Slough Council this week agreed to dispose of the site, paving the way for a sale to an unnamed data center developer.
According to council documents, the asset was acquired for a total of £38.5 million (~$43m) from Panattoni in February 2021. The council planned to redevelop the site of the former Akzo Nobel paint factory and research and development facility on Wexham Road for a mixture of commercial and residential development with up 1,000 residential units to be delivered.
However, the report notes the project “was not properly costed...[with] no assessment of the cost risks...[and] no detailed assessment of how the project was to be funded.”
“In other words, the Council agreed to purchase a site and potentially embark on a project which would have committed the Council to at least £250m without any clear idea about how this was to be paid for or from where.”
As a result, the Council put the site up for sale and a preferred bidder has been selected.
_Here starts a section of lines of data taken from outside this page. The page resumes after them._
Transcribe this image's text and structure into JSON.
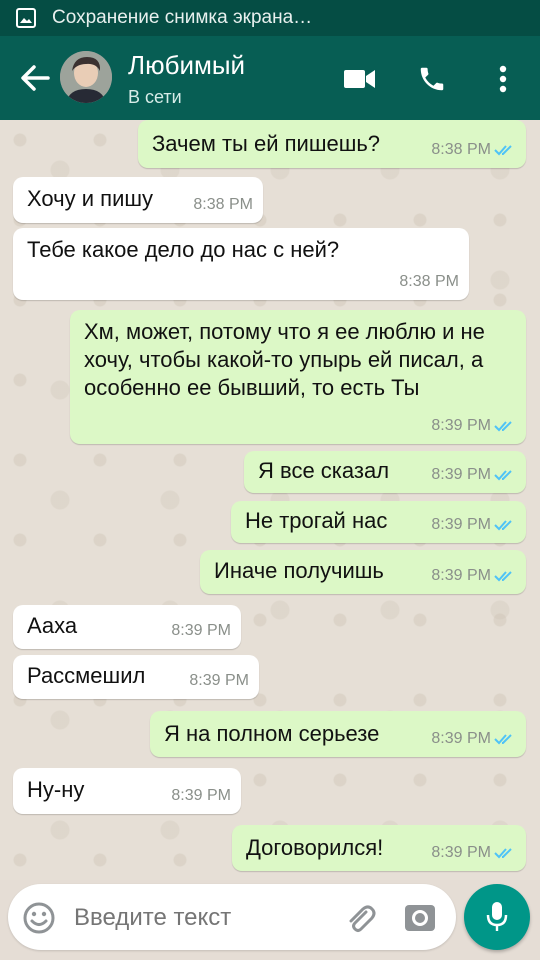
{
  "statusbar": {
    "text": "Сохранение снимка экрана…",
    "icon": "image-icon"
  },
  "header": {
    "name": "Любимый",
    "status": "В сети",
    "actions": [
      "video-call-icon",
      "phone-icon",
      "more-vert-icon"
    ]
  },
  "messages": [
    {
      "dir": "out",
      "text": "Зачем ты ей пишешь?",
      "time": "8:38 PM",
      "read": true
    },
    {
      "dir": "in",
      "text": "Хочу и пишу",
      "time": "8:38 PM"
    },
    {
      "dir": "in",
      "text": "Тебе какое дело до нас с ней?",
      "time": "8:38 PM"
    },
    {
      "dir": "out",
      "text": "Хм, может, потому что я ее люблю и не хочу, чтобы какой-то упырь ей писал, а особенно ее бывший, то есть Ты",
      "time": "8:39 PM",
      "read": true
    },
    {
      "dir": "out",
      "text": "Я все сказал",
      "time": "8:39 PM",
      "read": true
    },
    {
      "dir": "out",
      "text": "Не трогай нас",
      "time": "8:39 PM",
      "read": true
    },
    {
      "dir": "out",
      "text": "Иначе получишь",
      "time": "8:39 PM",
      "read": true
    },
    {
      "dir": "in",
      "text": "Ааха",
      "time": "8:39 PM"
    },
    {
      "dir": "in",
      "text": "Рассмешил",
      "time": "8:39 PM"
    },
    {
      "dir": "out",
      "text": "Я на полном серьезе",
      "time": "8:39 PM",
      "read": true
    },
    {
      "dir": "in",
      "text": "Ну-ну",
      "time": "8:39 PM"
    },
    {
      "dir": "out",
      "text": "Договорился!",
      "time": "8:39 PM",
      "read": true
    }
  ],
  "input": {
    "placeholder": "Введите текст"
  },
  "colors": {
    "header": "#075e54",
    "statusbar": "#054d44",
    "outgoing": "#dcf8c6",
    "incoming": "#ffffff",
    "read_ticks": "#4fc3f7",
    "fab": "#009688"
  }
}
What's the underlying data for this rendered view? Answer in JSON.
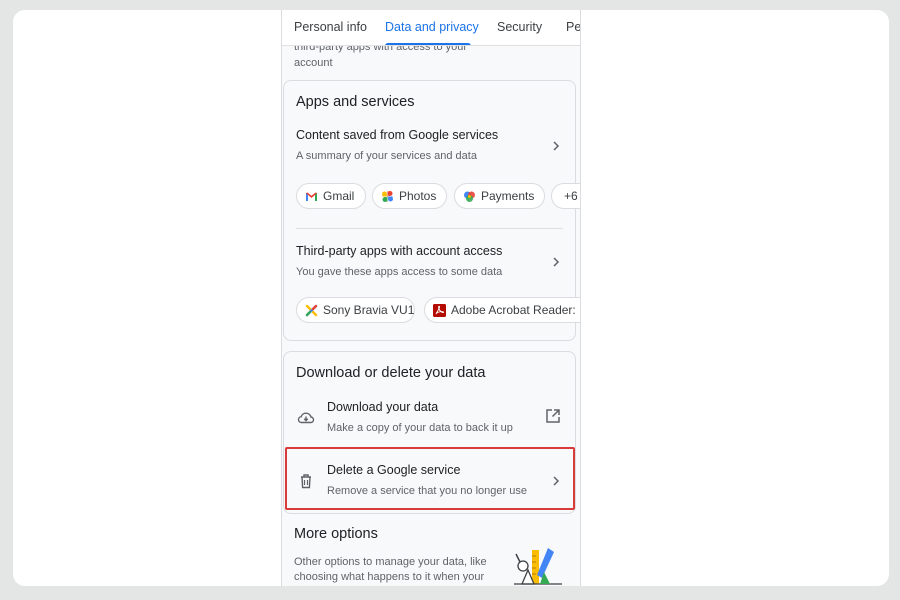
{
  "tabs": [
    {
      "label": "Personal info"
    },
    {
      "label": "Data and privacy",
      "active": true
    },
    {
      "label": "Security"
    },
    {
      "label": "Peo"
    }
  ],
  "previous_section": {
    "line1": "third-party apps with access to your",
    "line2": "account"
  },
  "apps_services": {
    "title": "Apps and services",
    "content_saved": {
      "title": "Content saved from Google services",
      "subtitle": "A summary of your services and data"
    },
    "service_chips": [
      {
        "label": "Gmail",
        "icon": "gmail-icon"
      },
      {
        "label": "Photos",
        "icon": "photos-icon"
      },
      {
        "label": "Payments",
        "icon": "payments-icon"
      },
      {
        "label": "+6"
      }
    ],
    "third_party": {
      "title": "Third-party apps with account access",
      "subtitle": "You gave these apps access to some data"
    },
    "app_chips": [
      {
        "label": "Sony Bravia VU1",
        "icon": "sony-bravia-icon"
      },
      {
        "label": "Adobe Acrobat Reader: I",
        "icon": "adobe-acrobat-icon"
      }
    ]
  },
  "download_delete": {
    "title": "Download or delete your data",
    "download": {
      "title": "Download your data",
      "subtitle": "Make a copy of your data to back it up",
      "icon": "cloud-download-icon"
    },
    "delete": {
      "title": "Delete a Google service",
      "subtitle": "Remove a service that you no longer use",
      "icon": "trash-icon"
    }
  },
  "more_options": {
    "title": "More options",
    "description_line1": "Other options to manage your data, like",
    "description_line2": "choosing what happens to it when your"
  },
  "colors": {
    "accent": "#1a73e8",
    "highlight": "#d93a3a"
  }
}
The deal could complete before the end of November 2022; the new unnamed buyer is seemingly proposing to turn the site into a data center.
“The early disposal of this significant asset is a key element of the Council’s new Corporate Plan, which includes a strategic priority to be “a Council that lives within its means, balances the budget and delivers best value for taxpayers and service users”,” the council said in a report.
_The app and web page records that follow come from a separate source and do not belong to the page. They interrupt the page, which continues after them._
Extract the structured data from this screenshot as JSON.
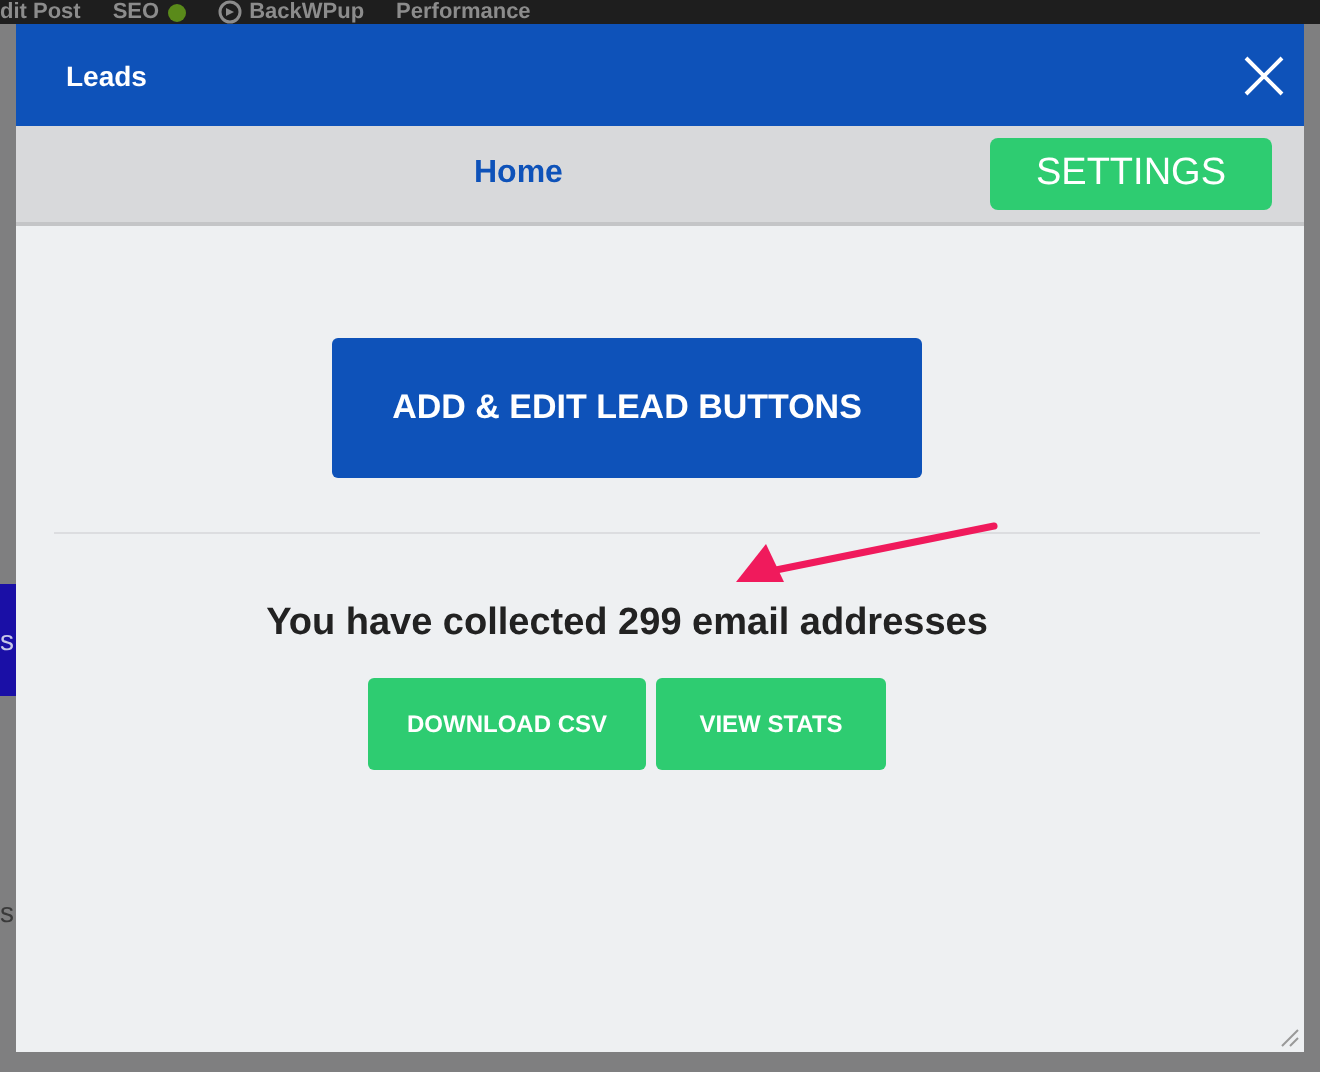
{
  "admin_bar": {
    "items": [
      {
        "label": "dit Post",
        "kind": "text"
      },
      {
        "label": "SEO",
        "kind": "status"
      },
      {
        "label": "BackWPup",
        "kind": "logo"
      },
      {
        "label": "Performance",
        "kind": "text"
      }
    ]
  },
  "background": {
    "fragments": [
      {
        "text": "s",
        "kind": "button"
      },
      {
        "text": "s",
        "kind": "text"
      }
    ]
  },
  "dialog": {
    "title": "Leads",
    "nav": {
      "items": [
        {
          "label": "Home",
          "kind": "link"
        },
        {
          "label": "SETTINGS",
          "kind": "button"
        }
      ]
    },
    "primary_button": "ADD & EDIT LEAD BUTTONS",
    "message": "You have collected 299 email addresses",
    "actions": [
      "DOWNLOAD CSV",
      "VIEW STATS"
    ]
  }
}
The 11.5-acre brownfield site has outline planning consent for up to 1,000 dwellings and flexible commercial use and is currently designated for industrial use reflecting its former use by Akzo Nobel.
According to the Slough Observer, council leader James Swindlehurst said:“[The offer] is probably the single biggest beneficial transaction I’ve ever seen.”
“Clearly, this was never a funded scheme, and the council bought the site with aspirations for residential but haven’t got any of the plans ready to financially deliver it and given our given financial situation, we clearly not going to be in a position deliver it for residential,” he added.
Cllr Sabia Akram said it was “unfortunate” the housing element cannot happen anymore, but the sale of the site was a “no brainer” as it will significantly reduce the council’s financial woes. However, Conservative leader Dexter Smith said he was cautious of the purchase, adding: “If something sounds too good to be true, then it probably is.”
Yondr is known to be developing a data center nearby. The company is planning to develop two buildings totaling 100W on the site of the former Uxbridge Road Gas Works and disused Akzo Nobel paint factory.
It seems this proposal is separate from the Yondr project; Yondr’s development is on the north side of the site, with the land sold referred to as the south side in the local press.